NEWCASTLE, England, Jan. 8 (UPI) -- To test insect depth perception, researchers at Newcastle University outfitted praying mantises with tiny 3D glasses. The shades confirmed praying mantises' ability to visualize three dimensions.
Research in the 1980s using prisms and occluders first showed mantises could process 3D imagery. But tools scientists were using limited the types of images they could show. The new 3D glasses enabled scientists to show the insects any and all images, opening up new research opportunities.
Scientists first tried to use miniaturized versions of modern 3D glasses, which employ polarization technology. This didn't work, so researchers tried older 3D glasses, which use one red lens and one blue. Mantises can't see red, so researchers created a tiny pair with one blue lens and one green.
When shown 2D film of small insects, mantises donning glasses affixed with beeswax were uninterested.

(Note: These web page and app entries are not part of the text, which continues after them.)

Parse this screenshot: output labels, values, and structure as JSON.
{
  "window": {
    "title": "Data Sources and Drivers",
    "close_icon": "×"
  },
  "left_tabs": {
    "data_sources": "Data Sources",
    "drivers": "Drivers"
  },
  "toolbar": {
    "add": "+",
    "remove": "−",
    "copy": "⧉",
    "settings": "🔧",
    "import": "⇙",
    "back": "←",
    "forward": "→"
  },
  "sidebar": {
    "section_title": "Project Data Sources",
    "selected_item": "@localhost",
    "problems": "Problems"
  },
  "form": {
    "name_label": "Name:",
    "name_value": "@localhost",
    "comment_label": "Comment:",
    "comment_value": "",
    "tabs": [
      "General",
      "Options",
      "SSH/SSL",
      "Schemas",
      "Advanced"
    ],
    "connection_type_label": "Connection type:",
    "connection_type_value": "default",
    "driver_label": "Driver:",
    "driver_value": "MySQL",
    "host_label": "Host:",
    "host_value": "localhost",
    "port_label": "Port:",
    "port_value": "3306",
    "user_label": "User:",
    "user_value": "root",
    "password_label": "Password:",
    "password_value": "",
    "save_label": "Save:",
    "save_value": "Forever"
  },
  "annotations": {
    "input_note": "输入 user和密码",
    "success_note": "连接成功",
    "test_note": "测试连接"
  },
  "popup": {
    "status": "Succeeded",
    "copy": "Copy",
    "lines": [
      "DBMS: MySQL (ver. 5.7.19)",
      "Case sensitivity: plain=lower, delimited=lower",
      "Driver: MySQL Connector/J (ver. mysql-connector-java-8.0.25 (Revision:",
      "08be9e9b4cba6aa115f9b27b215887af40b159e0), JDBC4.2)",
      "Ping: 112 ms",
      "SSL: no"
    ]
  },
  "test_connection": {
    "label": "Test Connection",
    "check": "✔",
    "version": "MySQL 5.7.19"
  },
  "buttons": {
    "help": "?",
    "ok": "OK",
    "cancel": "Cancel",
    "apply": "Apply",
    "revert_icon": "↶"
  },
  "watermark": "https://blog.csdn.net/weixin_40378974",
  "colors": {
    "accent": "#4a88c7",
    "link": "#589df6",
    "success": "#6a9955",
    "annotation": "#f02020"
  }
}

But when the film was swapped for 3D footage, the mantises struck at the bugs.
"We definitively demonstrated 3D vision or stereopsis in mantises and also showed that this technique can be effectively used to deliver virtual 3D stimuli to insects," researcher Vivek Nityananda, sensory biologist at Newcastle, said in a press release.
The feat was described in a new paper, published this week in the journal Scientific Reports.
"Despite their minute brains, mantises are sophisticated visual hunters which can capture prey with terrifying efficiency," said lead study author Jenny Read, a professor of vision science. "We can learn a lot by studying how they perceive the world."
"Better understanding of their simpler processing systems helps us understand how 3D vision evolved, and could lead to possible new algorithms for 3D depth perception in computers," Read added.
Researchers plan to conduct further tests in order to model the neural networks and algorithms enabling 3D perception in insects.